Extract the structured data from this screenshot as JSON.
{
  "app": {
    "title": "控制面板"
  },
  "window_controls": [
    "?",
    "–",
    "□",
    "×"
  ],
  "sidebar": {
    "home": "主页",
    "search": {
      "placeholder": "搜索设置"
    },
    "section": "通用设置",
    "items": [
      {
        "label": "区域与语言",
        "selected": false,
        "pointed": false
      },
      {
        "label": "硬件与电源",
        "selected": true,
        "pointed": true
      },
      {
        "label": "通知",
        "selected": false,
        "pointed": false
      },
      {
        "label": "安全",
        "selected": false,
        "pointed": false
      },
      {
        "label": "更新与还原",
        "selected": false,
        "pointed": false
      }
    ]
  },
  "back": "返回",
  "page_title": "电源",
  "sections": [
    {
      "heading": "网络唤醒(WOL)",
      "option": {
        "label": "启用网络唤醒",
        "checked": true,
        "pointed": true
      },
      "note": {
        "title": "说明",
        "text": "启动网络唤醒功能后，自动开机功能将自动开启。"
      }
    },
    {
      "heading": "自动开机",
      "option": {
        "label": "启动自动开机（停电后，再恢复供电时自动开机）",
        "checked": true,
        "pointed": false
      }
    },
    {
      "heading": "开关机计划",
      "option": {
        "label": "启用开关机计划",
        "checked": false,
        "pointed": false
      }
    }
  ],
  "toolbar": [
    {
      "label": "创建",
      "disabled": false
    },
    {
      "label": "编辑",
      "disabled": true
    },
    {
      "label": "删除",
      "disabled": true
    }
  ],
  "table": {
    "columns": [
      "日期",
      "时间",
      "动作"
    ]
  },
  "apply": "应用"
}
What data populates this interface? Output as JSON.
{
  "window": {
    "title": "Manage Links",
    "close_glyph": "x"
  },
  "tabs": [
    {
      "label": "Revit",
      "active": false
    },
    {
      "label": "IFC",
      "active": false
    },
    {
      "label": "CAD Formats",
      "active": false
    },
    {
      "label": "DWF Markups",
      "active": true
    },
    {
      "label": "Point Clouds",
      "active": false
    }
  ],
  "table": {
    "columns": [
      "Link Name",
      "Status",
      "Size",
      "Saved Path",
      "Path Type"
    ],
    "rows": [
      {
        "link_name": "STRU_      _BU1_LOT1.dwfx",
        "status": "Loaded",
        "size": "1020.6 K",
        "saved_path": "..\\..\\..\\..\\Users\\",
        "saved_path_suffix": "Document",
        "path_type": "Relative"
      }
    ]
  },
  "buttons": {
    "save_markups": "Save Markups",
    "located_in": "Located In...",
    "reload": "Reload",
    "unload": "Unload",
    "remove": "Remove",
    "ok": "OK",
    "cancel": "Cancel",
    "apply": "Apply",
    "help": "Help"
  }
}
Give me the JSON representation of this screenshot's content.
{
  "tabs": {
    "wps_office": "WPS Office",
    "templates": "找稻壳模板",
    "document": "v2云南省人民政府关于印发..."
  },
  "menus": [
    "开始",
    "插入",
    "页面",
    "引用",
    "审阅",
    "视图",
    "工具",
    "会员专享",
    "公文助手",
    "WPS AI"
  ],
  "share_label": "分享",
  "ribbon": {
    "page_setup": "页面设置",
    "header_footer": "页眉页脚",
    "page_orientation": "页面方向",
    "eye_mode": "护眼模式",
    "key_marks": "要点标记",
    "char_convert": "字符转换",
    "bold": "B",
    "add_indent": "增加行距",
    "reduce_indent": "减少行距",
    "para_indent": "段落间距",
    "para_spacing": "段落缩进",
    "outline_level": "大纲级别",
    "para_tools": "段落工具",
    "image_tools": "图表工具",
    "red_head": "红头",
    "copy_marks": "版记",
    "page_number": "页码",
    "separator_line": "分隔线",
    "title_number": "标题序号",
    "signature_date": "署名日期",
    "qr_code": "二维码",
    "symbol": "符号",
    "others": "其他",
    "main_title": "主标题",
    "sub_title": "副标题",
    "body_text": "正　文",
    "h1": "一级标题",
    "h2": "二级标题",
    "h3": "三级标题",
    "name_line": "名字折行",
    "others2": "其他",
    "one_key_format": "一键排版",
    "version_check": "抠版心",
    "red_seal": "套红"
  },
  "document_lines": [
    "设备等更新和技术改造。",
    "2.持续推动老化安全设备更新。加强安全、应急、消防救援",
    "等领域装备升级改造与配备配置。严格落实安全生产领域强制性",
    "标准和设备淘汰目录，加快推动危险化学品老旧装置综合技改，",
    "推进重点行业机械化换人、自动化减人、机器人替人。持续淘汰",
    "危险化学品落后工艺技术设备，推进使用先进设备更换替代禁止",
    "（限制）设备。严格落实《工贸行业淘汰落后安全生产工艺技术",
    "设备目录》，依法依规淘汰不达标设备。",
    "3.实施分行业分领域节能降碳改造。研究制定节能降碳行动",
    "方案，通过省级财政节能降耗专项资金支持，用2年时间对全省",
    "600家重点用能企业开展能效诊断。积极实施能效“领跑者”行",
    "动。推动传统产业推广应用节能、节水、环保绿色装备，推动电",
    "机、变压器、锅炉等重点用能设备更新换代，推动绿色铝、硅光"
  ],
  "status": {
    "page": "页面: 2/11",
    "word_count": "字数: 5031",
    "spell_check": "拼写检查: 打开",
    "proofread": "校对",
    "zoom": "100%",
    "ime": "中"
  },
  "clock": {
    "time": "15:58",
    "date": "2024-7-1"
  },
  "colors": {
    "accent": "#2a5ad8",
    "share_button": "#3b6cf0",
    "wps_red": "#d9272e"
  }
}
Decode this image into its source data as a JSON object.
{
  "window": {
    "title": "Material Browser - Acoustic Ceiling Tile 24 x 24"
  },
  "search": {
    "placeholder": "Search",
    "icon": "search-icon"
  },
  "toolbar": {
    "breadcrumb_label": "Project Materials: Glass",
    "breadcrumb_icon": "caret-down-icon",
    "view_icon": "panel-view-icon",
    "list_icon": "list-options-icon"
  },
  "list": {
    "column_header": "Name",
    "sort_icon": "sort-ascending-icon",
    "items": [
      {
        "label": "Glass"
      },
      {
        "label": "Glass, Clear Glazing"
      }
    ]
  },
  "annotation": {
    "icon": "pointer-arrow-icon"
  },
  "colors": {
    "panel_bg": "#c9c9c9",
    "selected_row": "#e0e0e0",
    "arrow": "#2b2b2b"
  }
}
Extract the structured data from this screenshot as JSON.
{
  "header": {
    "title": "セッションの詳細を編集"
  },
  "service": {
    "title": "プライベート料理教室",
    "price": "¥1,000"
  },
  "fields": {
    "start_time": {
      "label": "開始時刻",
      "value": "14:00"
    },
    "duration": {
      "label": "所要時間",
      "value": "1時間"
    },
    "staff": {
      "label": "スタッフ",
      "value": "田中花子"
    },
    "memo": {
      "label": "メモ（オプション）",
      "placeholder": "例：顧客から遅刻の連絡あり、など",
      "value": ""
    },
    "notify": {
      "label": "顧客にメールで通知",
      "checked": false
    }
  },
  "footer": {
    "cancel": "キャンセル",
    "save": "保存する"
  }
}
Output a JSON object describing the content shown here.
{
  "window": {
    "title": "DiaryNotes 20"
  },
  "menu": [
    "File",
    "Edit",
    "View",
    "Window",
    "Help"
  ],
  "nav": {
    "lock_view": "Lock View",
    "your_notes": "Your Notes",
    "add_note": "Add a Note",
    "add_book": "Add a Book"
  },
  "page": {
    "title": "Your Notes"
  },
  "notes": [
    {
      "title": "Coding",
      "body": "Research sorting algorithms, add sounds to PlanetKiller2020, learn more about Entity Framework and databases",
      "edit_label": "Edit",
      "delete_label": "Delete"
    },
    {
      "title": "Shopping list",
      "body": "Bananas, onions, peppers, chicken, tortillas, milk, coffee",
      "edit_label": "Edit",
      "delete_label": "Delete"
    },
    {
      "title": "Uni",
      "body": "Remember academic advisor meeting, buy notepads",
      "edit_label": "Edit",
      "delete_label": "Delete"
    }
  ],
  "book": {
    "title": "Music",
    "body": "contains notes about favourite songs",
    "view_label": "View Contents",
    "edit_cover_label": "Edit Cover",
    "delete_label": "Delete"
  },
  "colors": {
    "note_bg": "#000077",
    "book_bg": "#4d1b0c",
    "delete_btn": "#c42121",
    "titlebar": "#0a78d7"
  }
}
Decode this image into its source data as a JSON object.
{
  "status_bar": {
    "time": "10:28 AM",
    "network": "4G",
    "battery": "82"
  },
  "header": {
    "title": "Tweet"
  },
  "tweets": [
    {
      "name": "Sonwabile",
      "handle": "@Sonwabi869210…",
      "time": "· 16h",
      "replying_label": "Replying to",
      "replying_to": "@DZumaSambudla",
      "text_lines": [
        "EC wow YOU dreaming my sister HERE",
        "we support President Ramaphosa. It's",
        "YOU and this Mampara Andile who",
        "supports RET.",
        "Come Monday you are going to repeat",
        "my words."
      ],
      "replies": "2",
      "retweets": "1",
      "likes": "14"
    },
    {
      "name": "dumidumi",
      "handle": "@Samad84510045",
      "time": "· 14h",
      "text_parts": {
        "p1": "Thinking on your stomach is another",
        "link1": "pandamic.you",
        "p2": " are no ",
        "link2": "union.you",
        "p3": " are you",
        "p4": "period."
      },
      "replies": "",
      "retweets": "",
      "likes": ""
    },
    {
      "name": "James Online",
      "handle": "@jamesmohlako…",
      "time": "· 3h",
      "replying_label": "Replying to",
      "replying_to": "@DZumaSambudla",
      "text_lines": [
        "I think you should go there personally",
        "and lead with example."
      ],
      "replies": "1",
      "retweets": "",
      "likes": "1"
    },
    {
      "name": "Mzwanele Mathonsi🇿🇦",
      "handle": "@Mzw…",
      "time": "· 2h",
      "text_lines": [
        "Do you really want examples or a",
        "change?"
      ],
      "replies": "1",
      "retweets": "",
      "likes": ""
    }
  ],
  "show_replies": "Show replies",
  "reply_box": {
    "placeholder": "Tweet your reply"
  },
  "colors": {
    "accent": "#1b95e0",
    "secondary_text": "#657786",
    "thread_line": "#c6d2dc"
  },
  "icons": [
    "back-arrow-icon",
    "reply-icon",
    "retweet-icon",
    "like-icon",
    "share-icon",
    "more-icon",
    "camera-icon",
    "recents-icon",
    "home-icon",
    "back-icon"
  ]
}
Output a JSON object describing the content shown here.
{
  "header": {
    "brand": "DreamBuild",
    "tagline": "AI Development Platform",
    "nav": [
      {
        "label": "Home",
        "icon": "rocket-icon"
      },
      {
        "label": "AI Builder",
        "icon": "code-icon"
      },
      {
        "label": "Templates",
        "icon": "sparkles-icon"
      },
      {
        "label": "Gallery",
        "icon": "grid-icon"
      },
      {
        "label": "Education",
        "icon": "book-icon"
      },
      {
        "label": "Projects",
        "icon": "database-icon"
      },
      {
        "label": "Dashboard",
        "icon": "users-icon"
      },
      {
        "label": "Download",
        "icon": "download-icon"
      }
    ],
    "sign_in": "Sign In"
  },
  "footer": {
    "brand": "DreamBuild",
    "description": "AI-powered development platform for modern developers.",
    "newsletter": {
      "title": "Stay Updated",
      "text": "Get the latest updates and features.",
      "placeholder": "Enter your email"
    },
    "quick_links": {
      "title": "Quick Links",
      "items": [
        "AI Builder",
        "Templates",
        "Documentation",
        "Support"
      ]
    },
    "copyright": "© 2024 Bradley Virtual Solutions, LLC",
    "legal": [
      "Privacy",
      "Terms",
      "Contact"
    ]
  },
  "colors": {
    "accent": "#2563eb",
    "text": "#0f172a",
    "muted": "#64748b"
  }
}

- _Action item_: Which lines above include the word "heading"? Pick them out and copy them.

- _Response to the task_:
      "heading": "网络唤醒(WOL)",
      "heading": "自动开机",
      "heading": "开关机计划",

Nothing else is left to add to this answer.